(TASK)
All of the data goes into your copy exactly as written. Images do not.

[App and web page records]
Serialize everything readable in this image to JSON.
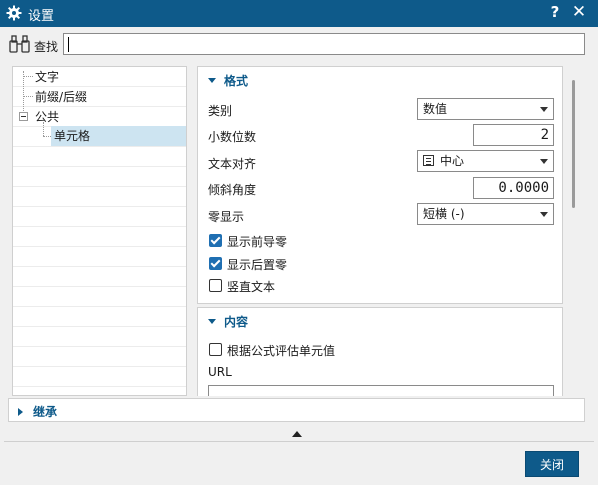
{
  "window": {
    "title": "设置"
  },
  "search": {
    "label": "查找",
    "value": ""
  },
  "tree": {
    "items": [
      {
        "label": "文字"
      },
      {
        "label": "前缀/后缀"
      },
      {
        "label": "公共"
      },
      {
        "label": "单元格",
        "selected": true
      }
    ]
  },
  "format": {
    "header": "格式",
    "category": {
      "label": "类别",
      "value": "数值"
    },
    "decimals": {
      "label": "小数位数",
      "value": "2"
    },
    "align": {
      "label": "文本对齐",
      "value": "中心",
      "icon": "align-center-icon"
    },
    "slant": {
      "label": "倾斜角度",
      "value": "0.0000"
    },
    "zero": {
      "label": "零显示",
      "value": "短横 (-)"
    },
    "checks": [
      {
        "label": "显示前导零",
        "checked": true
      },
      {
        "label": "显示后置零",
        "checked": true
      },
      {
        "label": "竖直文本",
        "checked": false
      }
    ]
  },
  "content": {
    "header": "内容",
    "evaluate": {
      "label": "根据公式评估单元值",
      "checked": false
    },
    "url": {
      "label": "URL",
      "value": ""
    }
  },
  "inherit": {
    "header": "继承"
  },
  "footer": {
    "close_label": "关闭"
  },
  "colors": {
    "accent": "#0e5a8a",
    "selection": "#cde4f1",
    "checkbox": "#1f6fb2"
  }
}
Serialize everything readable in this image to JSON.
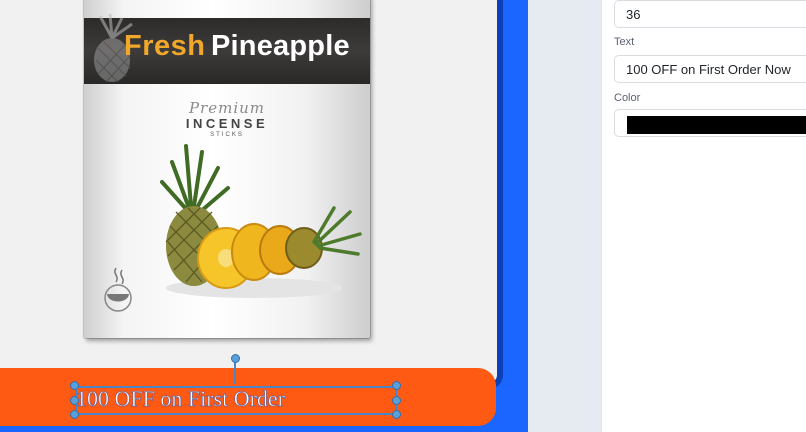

(EXERCISE RESULT)
Serialize everything readable in this image to JSON.
{
  "window": {
    "title": "设置"
  },
  "search": {
    "label": "查找",
    "value": ""
  },
  "tree": {
    "items": [
      {
        "label": "文字"
      },
      {
        "label": "前缀/后缀"
      },
      {
        "label": "公共"
      },
      {
        "label": "单元格",
        "selected": true
      }
    ]
  },
  "format": {
    "header": "格式",
    "category": {
      "label": "类别",
      "value": "数值"
    },
    "decimals": {
      "label": "小数位数",
      "value": "2"
    },
    "align": {
      "label": "文本对齐",
      "value": "中心",
      "icon": "align-center-icon"
    },
    "slant": {
      "label": "倾斜角度",
      "value": "0.0000"
    },
    "zero": {
      "label": "零显示",
      "value": "短横 (-)"
    },
    "checks": [
      {
        "label": "显示前导零",
        "checked": true
      },
      {
        "label": "显示后置零",
        "checked": true
      },
      {
        "label": "竖直文本",
        "checked": false
      }
    ]
  },
  "content": {
    "header": "内容",
    "evaluate": {
      "label": "根据公式评估单元值",
      "checked": false
    },
    "url": {
      "label": "URL",
      "value": ""
    }
  },
  "inherit": {
    "header": "继承"
  },
  "footer": {
    "close_label": "关闭"
  },
  "colors": {
    "accent": "#0e5a8a",
    "selection": "#cde4f1",
    "checkbox": "#1f6fb2"
  }
}
Serialize everything readable in this image to JSON.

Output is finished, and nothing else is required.